▸ **Work required**:
Go through the entries below and count the lines holding the word "JSON". Reply with only the number, please.

▶

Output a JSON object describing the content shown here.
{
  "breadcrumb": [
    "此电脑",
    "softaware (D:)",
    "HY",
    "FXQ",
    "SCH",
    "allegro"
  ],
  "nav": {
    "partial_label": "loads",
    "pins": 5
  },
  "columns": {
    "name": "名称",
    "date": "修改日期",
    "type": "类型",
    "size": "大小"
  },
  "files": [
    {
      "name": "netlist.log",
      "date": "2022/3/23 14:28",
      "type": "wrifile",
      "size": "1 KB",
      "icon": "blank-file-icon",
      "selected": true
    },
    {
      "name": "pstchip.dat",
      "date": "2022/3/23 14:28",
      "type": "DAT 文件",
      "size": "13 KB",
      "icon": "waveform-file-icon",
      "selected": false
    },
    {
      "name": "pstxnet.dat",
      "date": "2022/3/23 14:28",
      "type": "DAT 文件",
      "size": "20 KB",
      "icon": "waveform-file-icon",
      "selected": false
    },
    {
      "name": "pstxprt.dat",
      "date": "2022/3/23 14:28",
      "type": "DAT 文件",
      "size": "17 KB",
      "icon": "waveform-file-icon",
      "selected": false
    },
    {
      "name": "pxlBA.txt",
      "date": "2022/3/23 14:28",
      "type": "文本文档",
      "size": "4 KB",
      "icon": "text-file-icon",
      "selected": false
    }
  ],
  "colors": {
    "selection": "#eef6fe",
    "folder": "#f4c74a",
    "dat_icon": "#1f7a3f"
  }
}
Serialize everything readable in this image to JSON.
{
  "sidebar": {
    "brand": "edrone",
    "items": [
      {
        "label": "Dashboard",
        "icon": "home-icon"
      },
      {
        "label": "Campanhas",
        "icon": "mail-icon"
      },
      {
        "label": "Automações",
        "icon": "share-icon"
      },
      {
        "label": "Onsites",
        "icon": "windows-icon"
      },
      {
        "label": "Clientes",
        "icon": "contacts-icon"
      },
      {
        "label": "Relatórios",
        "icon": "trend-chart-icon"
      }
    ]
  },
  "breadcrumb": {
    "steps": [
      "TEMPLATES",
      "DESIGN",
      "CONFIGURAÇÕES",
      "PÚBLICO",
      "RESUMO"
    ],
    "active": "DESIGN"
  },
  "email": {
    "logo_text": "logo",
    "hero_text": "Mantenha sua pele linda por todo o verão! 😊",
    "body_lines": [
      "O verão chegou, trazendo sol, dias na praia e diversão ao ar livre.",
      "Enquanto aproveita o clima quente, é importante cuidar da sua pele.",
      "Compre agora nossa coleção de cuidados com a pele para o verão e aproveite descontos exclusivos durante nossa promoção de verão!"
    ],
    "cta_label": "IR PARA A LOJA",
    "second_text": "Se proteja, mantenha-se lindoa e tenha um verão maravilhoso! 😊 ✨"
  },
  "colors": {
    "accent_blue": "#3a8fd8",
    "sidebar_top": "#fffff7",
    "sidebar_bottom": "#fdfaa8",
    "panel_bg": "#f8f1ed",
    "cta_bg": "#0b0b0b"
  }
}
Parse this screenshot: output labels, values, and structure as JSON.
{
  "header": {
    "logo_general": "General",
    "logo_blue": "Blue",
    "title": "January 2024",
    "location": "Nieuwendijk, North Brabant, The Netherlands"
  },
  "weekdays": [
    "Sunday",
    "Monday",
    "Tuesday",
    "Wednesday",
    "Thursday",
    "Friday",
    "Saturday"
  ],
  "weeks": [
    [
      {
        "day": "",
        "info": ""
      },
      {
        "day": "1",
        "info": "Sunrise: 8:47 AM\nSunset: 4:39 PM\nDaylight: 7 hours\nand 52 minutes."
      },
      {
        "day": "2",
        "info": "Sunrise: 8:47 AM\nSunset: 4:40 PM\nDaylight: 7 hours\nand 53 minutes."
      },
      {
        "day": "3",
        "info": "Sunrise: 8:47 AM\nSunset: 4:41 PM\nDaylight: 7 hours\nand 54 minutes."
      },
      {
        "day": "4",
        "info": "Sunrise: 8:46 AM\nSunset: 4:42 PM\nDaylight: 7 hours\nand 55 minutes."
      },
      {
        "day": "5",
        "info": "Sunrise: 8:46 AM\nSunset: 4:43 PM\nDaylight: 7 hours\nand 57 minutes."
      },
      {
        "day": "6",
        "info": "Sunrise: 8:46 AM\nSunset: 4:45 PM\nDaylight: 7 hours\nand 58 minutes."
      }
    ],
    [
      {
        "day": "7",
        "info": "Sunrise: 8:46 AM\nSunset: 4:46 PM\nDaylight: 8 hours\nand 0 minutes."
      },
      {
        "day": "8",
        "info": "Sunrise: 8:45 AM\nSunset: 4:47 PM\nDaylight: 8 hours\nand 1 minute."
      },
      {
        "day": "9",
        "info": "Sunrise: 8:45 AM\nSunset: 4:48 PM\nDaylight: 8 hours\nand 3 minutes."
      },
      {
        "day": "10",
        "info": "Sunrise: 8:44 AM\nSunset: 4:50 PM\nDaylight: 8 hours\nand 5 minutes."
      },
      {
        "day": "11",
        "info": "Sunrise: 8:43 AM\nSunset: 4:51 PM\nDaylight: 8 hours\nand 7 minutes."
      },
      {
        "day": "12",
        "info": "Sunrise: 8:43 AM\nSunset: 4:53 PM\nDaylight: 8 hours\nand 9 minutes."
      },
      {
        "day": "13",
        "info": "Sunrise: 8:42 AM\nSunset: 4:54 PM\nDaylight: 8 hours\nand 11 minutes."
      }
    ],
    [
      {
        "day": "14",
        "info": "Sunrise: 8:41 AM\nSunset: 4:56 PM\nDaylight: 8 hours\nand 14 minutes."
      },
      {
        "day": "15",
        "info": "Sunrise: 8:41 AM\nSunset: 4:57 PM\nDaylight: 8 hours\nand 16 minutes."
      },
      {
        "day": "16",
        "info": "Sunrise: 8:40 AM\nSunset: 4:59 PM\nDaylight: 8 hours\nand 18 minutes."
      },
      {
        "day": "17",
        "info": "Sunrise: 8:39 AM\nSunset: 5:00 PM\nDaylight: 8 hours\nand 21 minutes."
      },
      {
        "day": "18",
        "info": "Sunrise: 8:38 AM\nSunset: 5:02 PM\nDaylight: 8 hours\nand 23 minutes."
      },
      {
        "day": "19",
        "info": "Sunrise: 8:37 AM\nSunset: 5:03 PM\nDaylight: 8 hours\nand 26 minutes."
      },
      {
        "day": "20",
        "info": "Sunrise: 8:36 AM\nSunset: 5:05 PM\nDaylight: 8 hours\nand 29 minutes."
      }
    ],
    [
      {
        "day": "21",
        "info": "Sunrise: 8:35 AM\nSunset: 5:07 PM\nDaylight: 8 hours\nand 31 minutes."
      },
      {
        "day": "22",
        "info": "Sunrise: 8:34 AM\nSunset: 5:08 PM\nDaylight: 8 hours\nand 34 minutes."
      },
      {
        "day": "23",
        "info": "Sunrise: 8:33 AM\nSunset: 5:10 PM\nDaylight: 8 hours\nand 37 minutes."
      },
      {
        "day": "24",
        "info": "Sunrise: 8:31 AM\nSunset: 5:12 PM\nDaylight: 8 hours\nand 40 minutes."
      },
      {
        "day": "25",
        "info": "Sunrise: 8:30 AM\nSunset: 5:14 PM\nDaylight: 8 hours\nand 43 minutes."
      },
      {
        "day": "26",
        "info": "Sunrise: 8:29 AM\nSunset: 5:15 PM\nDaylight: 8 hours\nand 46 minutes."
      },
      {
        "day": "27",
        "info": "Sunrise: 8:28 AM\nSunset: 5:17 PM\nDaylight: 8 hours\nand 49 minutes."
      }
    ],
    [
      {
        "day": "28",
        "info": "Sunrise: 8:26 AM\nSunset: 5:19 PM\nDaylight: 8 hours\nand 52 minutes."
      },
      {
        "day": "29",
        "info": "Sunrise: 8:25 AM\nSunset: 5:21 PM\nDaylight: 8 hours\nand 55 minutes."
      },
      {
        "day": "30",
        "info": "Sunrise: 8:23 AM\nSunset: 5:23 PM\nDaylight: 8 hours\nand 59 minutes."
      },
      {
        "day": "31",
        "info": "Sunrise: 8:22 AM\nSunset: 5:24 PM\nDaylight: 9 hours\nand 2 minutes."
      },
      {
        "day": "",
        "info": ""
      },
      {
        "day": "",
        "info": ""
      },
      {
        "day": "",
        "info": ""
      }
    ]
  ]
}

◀

▸ **Solution for this task**:
3